Air Quality

No Fire is a Healthy Fire - Lions Bay's air quality is some of the best in the Lower Mainland. Let’s help keep it that way!

Click Here for Resources and Tips on Wildfire Smoke

It’s that time of year when many of us fire up our wood stoves and fireplaces for winter heat. Residential wood smoke is one of the most significant sources of fine particulate matter (PM2.5) in Metro Vancouver and particulate matter has impacts on human health.

For additional information on the health impacts of wood burning, click here.

If you do choose to have a fire, consider the information below to help reduce smoke and its health impacts. Burning smarter will help you have a more enjoyable experience, make cleanup easier and help reduce smoke and pollutants for both you and your neighbors.

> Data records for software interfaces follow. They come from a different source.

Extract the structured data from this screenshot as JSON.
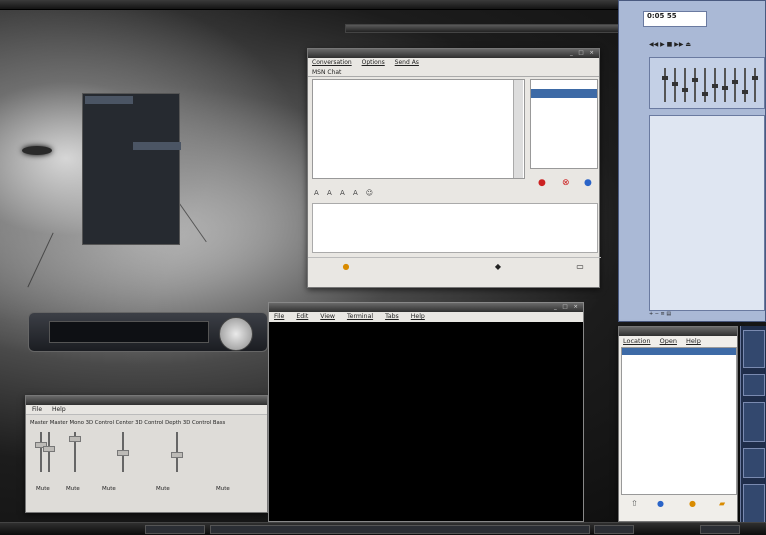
{
  "top_panel": {
    "clock": "—",
    "tray": "▮ ▮ ▮ ▮ ▮"
  },
  "menu": {
    "col1": [
      "",
      "",
      "",
      "",
      "",
      "",
      "",
      "",
      "",
      "",
      "",
      "",
      "",
      "",
      "",
      "",
      "",
      "",
      "",
      ""
    ],
    "col2": [
      "",
      "",
      "",
      "",
      "",
      "",
      "",
      "",
      "",
      "",
      "",
      "",
      ""
    ]
  },
  "chat": {
    "menus": [
      "Conversation",
      "Options",
      "Send As"
    ],
    "tab_label": "MSN Chat",
    "log": [
      "",
      "",
      "",
      "",
      "",
      "",
      "",
      "",
      "",
      "",
      ""
    ],
    "users": [
      "",
      "",
      "",
      ""
    ],
    "bottom_labels": [
      "",
      "",
      ""
    ]
  },
  "player": {
    "display_text": "0:05 55",
    "eq_label": "",
    "playlist_header": "",
    "tracks": [
      "",
      "",
      "",
      "",
      "",
      "",
      "",
      "",
      "",
      "",
      "",
      "",
      "",
      "",
      "",
      "",
      "",
      "",
      "",
      "",
      "",
      "",
      "",
      "",
      "",
      "",
      "",
      "",
      "",
      "",
      "",
      "",
      "",
      "",
      ""
    ]
  },
  "mixer": {
    "menus": [
      "File",
      "Help"
    ],
    "channel_labels": [
      "Master",
      "Master Mono",
      "3D Control",
      "Center",
      "3D Control",
      "Depth",
      "3D Control",
      "Bass"
    ],
    "mute_labels": [
      "Mute",
      "Mute",
      "Mute",
      "Mute",
      "Mute"
    ]
  },
  "terminal": {
    "menus": [
      "File",
      "Edit",
      "View",
      "Terminal",
      "Tabs",
      "Help"
    ],
    "prompt": ""
  },
  "files": {
    "menus": [
      "Location",
      "Open",
      "Help"
    ],
    "root": "",
    "items": [
      "",
      "",
      "",
      "",
      "",
      "",
      "",
      "",
      "",
      "",
      "",
      "",
      "",
      "",
      "",
      "",
      "",
      "",
      ""
    ],
    "buttons": [
      "",
      "",
      "",
      "",
      ""
    ]
  },
  "taskbar": {
    "items": [
      "",
      "",
      "",
      ""
    ]
  }
}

Health Impacts of Wood Burning

Both short- and long-term exposures to particle pollution from wood smoke has been linked to serious health problems, especially in children, older adults, and those with heart or respiratory problems. 

No fire is a healthy fire
1. Only burn dry, seasoned wood and maintain a hot fire.
  • Wood should be split, stacked and covered for six months or more before burning.  Use wood that has a moisture content of 20% or less. Firewood moisture meters are available at hardware and fireplace specialty stores.
  • Burn hot fires as this facilitates a more complete combustion that decreases the amount of pollution generated.  A poorly constructed fire or a fire left to smolder can produce large amounts of unhealthy smoke. Extinguish the fire completely when you are done, don't let it smolder.
  • Start fires with clean newspaper and dry kindling.
  • Don’t burn wet wood: it creates a lot of smoke and burns inefficiently.
  • Never burn garbage, plastic, or pressure treated wood, which can produce harmful chemicals when burned.
2. Keep your fireplace or wood stove properly maintained.
  • Regularly remove ashes from your wood-burning appliance to maintain proper airflow.
  • Clean your chimney annually; soot build up causes more smoke and can cause a house fire.
  • Consider upgrading to a modern efficient EPA-approved wood-burning appliance. Today’s wood-burning appliances burn cleaner and produce less smoke inside and outside your home and they burn less wood saving you time and money.

For further tips on burning smarter, click here

Metro Bylaw to Restrict Use of Wood-Burning Appliances

Some of you may be wondering what happened with the proposed Metro Vancouver Wood Smoke Restrictions. Council lobbied to be excluded but ultimately agreed to comply after negotiating an additional 7-year grace period before implementation of the prohibition stage.

The new bylaw was adopted by the Metro Vancouver Board on March 27th, 2020. All residents of Lions Bay must comply with the bylaw on the following timeline:

  • Effective immediately: every person who discharges, or causes, permits or allows the discharge of an air contaminant into the environment from a residential indoor wood burning appliance must comply with best burning practices.
  • Effective May 15, 2021: seasonal ban begins – no residential wood burning anywhere in Metro, whether urban or rural, will be allowed between May 15th and September 15th each year, unless it is a home’s sole source of heat.
  • Effective September 15, 2022: all residential wood burning appliances must be registered and residents using wood burning for heat must complete a declaration of best burning practices.
  • Effective September 15, 2025: enforcement of prohibition on residential wood burning within most other areas of Metro Vancouver, other than with registered or exempt appliances.
  • Effective September 15, 2032: enforcement of prohibition on residential wood burning within the Village of Lions Bay, other than with registered or exempt appliances. 

 Wood burning appliances that may continue to be used from September 16th to May 14th after 2032:

  • Appliances that meet the emissions standards prescribed in Schedule A of the bylaw
  • Appliances that do not meet the emissions standards prescribed in Schedule A, but the appliance is the sole source of heat in the home.
  • Appliances that do not meet the emissions standards prescribed in Schedule A, but the owner meets the low income exemption.
  • Appliances within a residence operated exclusively with manufactured fire logs and that produce no visible emissions.

It should be noted that most, if not all, open fireplaces will not comply with the required emission standards but can be registered and used with manufactured firelogs exclusively.  An unregistered open fireplace may be used if there is a power outage. There have been many questions about how one proves eligibility or emissions of less than 4.5 grams per hour for appliances that do not have a current certification. This is still not clear, but it is expected that detailed information will become available when the registration period begins.

What must one do to be in compliance with the best burning practices declaration?

Schedule B of the bylaw outlines best burning practices, similar to those available on this page, except that it includes the requirement that no visible emissions are produced by a fire other than during startup.

Resident Survey: Proposed Metro Vancouver Bylaw to Restrict Wood-Burning Appliances

Click here to see the survey results.

For more information on wood burning check out Metro Vancouver's Residential Wood Burning website.